* [TASK TO CARRY OUT]
Please copy every line of the records below that holds the word "Përshëndetje".

-- DATASET RECORDS follows --

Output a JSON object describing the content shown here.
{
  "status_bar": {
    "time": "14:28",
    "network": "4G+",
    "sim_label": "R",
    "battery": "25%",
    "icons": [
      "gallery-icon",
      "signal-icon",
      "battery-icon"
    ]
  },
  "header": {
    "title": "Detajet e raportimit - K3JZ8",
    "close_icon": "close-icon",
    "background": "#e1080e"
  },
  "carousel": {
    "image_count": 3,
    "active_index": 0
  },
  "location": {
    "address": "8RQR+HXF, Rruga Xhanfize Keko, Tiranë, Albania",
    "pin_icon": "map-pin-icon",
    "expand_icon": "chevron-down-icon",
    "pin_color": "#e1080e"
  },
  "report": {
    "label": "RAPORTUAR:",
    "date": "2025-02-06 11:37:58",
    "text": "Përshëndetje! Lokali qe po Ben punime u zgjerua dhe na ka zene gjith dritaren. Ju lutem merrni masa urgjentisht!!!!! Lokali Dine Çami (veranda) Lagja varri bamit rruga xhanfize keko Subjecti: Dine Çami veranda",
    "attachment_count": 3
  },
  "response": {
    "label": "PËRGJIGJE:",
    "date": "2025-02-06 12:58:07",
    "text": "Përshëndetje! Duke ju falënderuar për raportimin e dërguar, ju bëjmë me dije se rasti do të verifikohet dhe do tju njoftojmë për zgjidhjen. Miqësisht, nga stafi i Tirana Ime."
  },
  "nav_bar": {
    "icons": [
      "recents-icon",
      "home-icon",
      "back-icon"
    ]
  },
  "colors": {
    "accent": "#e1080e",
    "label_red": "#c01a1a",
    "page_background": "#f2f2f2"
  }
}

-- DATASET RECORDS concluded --

* [SOLUTION FOR THIS EXERCISE]
    "text": "Përshëndetje! Lokali qe po Ben punime u zgjerua dhe na ka zene gjith dritaren. Ju lutem merrni masa urgjentisht!!!!! Lokali Dine Çami (veranda) Lagja varri bamit rruga xhanfize keko Subjecti: Dine Çami veranda",
    "text": "Përshëndetje! Duke ju falënderuar për raportimin e dërguar, ju bëjmë me dije se rasti do të verifikohet dhe do tju njoftojmë për zgjidhjen. Miqësisht, nga stafi i Tirana Ime."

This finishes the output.